→ Information shown:
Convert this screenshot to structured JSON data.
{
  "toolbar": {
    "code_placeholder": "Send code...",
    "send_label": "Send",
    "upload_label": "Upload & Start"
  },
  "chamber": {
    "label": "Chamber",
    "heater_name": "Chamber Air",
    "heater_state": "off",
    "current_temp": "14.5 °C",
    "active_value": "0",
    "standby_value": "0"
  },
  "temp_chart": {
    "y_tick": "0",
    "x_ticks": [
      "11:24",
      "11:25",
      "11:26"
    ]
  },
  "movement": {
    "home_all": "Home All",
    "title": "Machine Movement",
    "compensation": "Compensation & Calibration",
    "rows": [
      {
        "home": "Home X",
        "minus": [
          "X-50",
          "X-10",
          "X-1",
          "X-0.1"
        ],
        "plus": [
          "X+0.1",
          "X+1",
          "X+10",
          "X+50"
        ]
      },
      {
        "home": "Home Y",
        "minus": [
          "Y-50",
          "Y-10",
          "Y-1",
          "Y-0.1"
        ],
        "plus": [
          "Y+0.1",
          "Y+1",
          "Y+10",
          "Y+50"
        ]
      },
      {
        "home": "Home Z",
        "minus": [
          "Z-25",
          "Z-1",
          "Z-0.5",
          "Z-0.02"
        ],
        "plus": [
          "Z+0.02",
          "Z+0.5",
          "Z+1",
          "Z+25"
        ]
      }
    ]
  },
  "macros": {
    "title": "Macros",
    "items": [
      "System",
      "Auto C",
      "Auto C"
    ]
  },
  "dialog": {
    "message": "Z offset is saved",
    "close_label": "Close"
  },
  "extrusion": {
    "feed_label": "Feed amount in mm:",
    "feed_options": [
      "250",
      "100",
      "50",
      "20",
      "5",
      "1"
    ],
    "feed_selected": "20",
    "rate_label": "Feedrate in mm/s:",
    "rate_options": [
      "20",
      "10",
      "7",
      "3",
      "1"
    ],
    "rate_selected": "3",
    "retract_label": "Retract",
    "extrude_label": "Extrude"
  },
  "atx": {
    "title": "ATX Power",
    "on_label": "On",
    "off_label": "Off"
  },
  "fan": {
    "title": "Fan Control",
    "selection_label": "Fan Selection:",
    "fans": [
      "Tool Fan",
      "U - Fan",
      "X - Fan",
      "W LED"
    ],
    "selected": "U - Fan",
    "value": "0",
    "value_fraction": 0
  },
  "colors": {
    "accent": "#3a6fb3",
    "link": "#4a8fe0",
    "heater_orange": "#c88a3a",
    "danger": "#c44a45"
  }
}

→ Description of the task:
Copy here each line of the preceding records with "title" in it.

→ Result:
    "title": "Machine Movement",
    "title": "Macros",
    "title": "ATX Power",
    "title": "Fan Control",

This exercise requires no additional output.